* **Task**: The result should be every line in the data below that carries the string "label".

* **Available data**:
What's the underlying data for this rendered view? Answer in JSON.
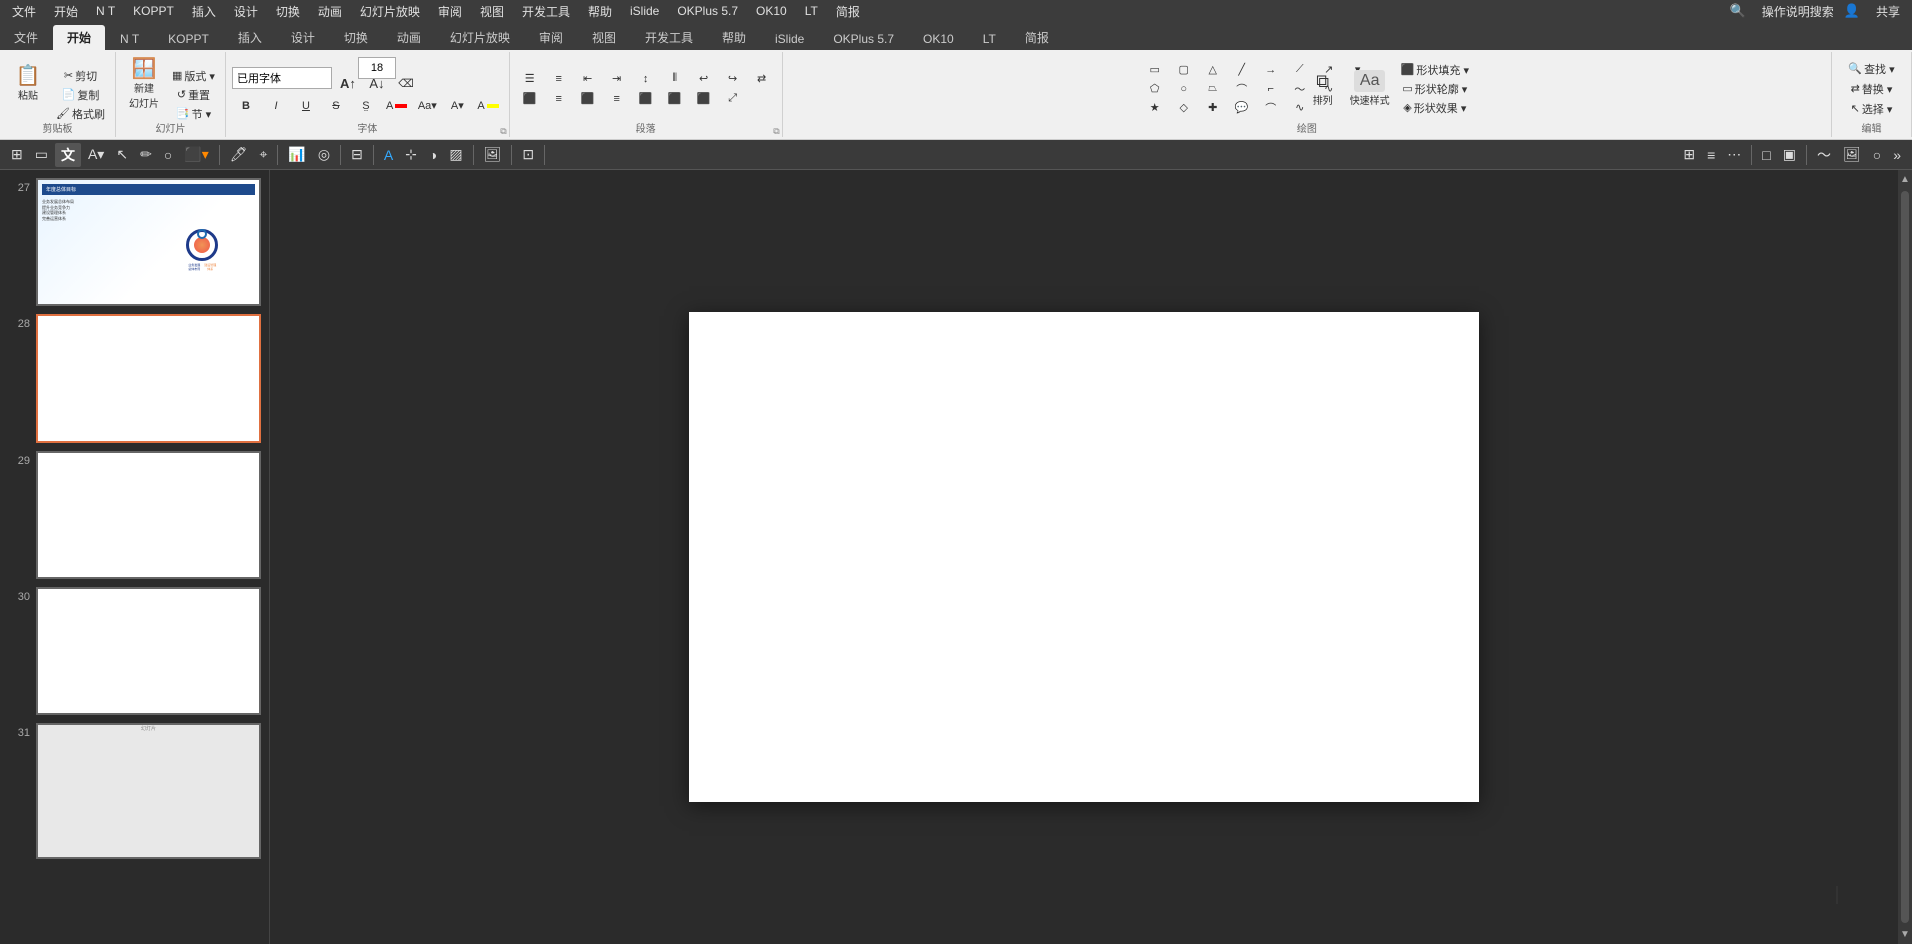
{
  "menubar": {
    "items": [
      "文件",
      "开始",
      "N T",
      "KOPPT",
      "插入",
      "设计",
      "切换",
      "动画",
      "幻灯片放映",
      "审阅",
      "视图",
      "开发工具",
      "帮助",
      "iSlide",
      "OKPlus 5.7",
      "OK10",
      "LT",
      "简报",
      "操作说明搜索",
      "共享"
    ]
  },
  "ribbon": {
    "active_tab": "开始",
    "tabs": [
      "文件",
      "开始",
      "N T",
      "KOPPT",
      "插入",
      "设计",
      "切换",
      "动画",
      "幻灯片放映",
      "审阅",
      "视图",
      "开发工具",
      "帮助",
      "iSlide",
      "OKPlus 5.7",
      "OK10",
      "LT",
      "简报"
    ],
    "groups": {
      "clipboard": {
        "label": "剪贴板",
        "buttons": [
          "粘贴",
          "剪切",
          "复制",
          "格式刷"
        ]
      },
      "slides": {
        "label": "幻灯片",
        "buttons": [
          "新建\n幻灯片",
          "版式",
          "重置",
          "节"
        ]
      },
      "font": {
        "label": "字体",
        "name": "已用字体",
        "size": "18"
      },
      "paragraph": {
        "label": "段落"
      },
      "drawing": {
        "label": "绘图"
      },
      "editing": {
        "label": "编辑",
        "buttons": [
          "查找",
          "替换",
          "选择"
        ]
      }
    }
  },
  "toolbar2": {
    "items": [
      "grid",
      "text",
      "A",
      "cursor",
      "circle",
      "color",
      "pen",
      "select",
      "chart",
      "ring",
      "table",
      "A-text",
      "shape",
      "opacity",
      "shadow",
      "picture",
      "screen",
      "more"
    ]
  },
  "slides": [
    {
      "num": "27",
      "active": false,
      "has_content": true
    },
    {
      "num": "28",
      "active": true,
      "has_content": false
    },
    {
      "num": "29",
      "active": false,
      "has_content": false
    },
    {
      "num": "30",
      "active": false,
      "has_content": false
    },
    {
      "num": "31",
      "active": false,
      "has_content": false
    }
  ],
  "canvas": {
    "slide_num": 28,
    "bg_color": "#ffffff"
  },
  "font_name_placeholder": "已用字体",
  "font_size_value": "18",
  "search_placeholder": "操作说明搜索"
}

* **Finished exercise**:
        "label": "剪贴板",
        "label": "幻灯片",
        "label": "字体",
        "label": "段落"
        "label": "绘图"
        "label": "编辑",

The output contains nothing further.